Idaho is in the same boat as Nebraska, with what’s called a “Republican trifecta” and a “Republican triplex” – meaning Republicans control both chambers of the state legislature and the governor’s office, along with having a Conservative Attorney General and Secretary of State. It’s been that way since 1995, and Republicans have held power in the Senate and House there for even longer.   Idaho voters should get a chance to voice their opinions in the November 2022 election. The Idaho Medical Marijuana Act would allow doctors to recommend medical marijuana for treatment of a debilitating health condition.
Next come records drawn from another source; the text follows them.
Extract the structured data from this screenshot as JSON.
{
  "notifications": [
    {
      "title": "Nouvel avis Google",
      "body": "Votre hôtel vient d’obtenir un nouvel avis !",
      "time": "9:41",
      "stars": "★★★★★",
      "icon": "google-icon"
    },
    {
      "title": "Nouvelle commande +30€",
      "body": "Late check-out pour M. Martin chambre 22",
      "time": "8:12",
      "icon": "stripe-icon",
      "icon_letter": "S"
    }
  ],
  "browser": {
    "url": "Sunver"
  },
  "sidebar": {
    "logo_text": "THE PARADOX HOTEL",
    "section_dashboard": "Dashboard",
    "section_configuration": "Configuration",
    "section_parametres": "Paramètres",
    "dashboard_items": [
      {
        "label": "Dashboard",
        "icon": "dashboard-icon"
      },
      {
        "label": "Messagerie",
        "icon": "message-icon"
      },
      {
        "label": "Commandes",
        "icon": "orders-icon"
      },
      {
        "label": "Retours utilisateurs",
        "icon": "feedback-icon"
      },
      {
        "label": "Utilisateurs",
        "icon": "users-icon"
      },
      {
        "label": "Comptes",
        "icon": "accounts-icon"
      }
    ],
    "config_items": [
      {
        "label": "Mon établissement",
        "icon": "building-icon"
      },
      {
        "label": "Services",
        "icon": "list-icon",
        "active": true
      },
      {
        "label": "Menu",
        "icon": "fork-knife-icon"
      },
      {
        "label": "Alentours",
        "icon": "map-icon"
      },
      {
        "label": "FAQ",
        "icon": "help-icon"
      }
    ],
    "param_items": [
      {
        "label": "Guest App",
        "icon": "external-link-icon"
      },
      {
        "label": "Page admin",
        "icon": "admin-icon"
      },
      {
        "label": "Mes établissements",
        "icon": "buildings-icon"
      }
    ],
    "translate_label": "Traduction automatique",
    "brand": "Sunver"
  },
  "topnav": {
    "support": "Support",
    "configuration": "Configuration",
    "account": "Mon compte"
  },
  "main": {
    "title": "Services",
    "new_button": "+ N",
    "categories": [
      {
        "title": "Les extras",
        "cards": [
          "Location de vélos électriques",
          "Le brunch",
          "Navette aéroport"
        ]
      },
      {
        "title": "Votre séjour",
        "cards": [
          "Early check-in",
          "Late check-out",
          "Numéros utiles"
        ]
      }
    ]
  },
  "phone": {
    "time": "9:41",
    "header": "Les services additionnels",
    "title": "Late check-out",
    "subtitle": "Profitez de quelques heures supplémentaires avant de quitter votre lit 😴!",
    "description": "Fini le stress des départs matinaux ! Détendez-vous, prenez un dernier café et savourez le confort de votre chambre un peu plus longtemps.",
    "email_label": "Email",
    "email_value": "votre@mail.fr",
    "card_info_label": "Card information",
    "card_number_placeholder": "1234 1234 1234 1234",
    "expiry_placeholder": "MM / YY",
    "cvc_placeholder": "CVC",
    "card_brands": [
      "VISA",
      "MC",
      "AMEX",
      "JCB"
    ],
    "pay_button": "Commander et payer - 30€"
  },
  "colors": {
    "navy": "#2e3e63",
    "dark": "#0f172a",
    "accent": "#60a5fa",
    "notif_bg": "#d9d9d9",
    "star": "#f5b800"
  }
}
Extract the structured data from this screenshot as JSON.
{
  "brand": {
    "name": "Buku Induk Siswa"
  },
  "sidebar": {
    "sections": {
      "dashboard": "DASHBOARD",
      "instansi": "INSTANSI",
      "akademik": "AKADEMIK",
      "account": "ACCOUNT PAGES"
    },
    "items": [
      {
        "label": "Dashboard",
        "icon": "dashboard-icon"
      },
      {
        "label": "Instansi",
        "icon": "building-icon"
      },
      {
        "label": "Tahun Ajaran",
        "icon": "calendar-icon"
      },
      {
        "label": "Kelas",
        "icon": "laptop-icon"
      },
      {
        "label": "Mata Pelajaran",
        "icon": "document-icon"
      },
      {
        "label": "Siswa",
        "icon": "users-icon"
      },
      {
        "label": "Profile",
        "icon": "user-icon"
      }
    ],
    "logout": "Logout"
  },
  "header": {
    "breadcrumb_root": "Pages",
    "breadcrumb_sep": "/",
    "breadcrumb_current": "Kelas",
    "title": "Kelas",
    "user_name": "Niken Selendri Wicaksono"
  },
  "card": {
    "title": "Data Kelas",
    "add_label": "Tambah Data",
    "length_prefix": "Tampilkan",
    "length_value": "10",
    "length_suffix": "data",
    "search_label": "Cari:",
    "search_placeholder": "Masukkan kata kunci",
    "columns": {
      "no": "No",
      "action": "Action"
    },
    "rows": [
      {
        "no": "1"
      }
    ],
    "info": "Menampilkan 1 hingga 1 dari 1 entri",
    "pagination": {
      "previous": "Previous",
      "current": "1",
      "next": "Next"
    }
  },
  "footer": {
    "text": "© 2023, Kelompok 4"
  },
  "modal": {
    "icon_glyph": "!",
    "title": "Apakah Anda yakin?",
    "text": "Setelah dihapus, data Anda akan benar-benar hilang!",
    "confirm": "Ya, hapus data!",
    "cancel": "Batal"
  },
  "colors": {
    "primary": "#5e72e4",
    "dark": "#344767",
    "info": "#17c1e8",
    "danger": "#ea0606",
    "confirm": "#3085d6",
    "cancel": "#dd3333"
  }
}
A ballot proposing the regulation and taxation of marijuana Source: Shutterstock
Those with medical marijuana cards would be allowed to possess up to four ounces of cannabis and cultivate up to six marijuana plants in their homes.  Another initiative aims to legalize marijuana for recreational use. The Idaho Marijuana Legalization Initiative would legalize possession and use of up to three ounces of marijuana by adults aged 21 or older. 


Kansas has a divided government, but it leans heavily right. The Governor is a Democrat, but Republicans fill the seats for the Attorney General, Secretary of State, and hold the majority in both the state’s House and Senate.  Polls show 70% of Kansans want legal medical marijuana, and lawmakers there have been pushing for it. The bill passed in the state’s House, but Kansas’ Senate doesn’t seem keen on allowing it to move forward. It’s already been tossed out of committee to a different panel, and hearings scheduled for the bill have been cancelled.  Democrats in the state are also pushing for adult-use marijuana to make it to Kansas’ November 2022 ballot, and are accusing Republicans of obstruction in those plans.  “It’s time for Kansas to catch up. It’s past time for us to listen to our constituents,” said House Democratic Leader Tom Sawyer, who’s pushing for both medical and recreational marijuana to be legalized.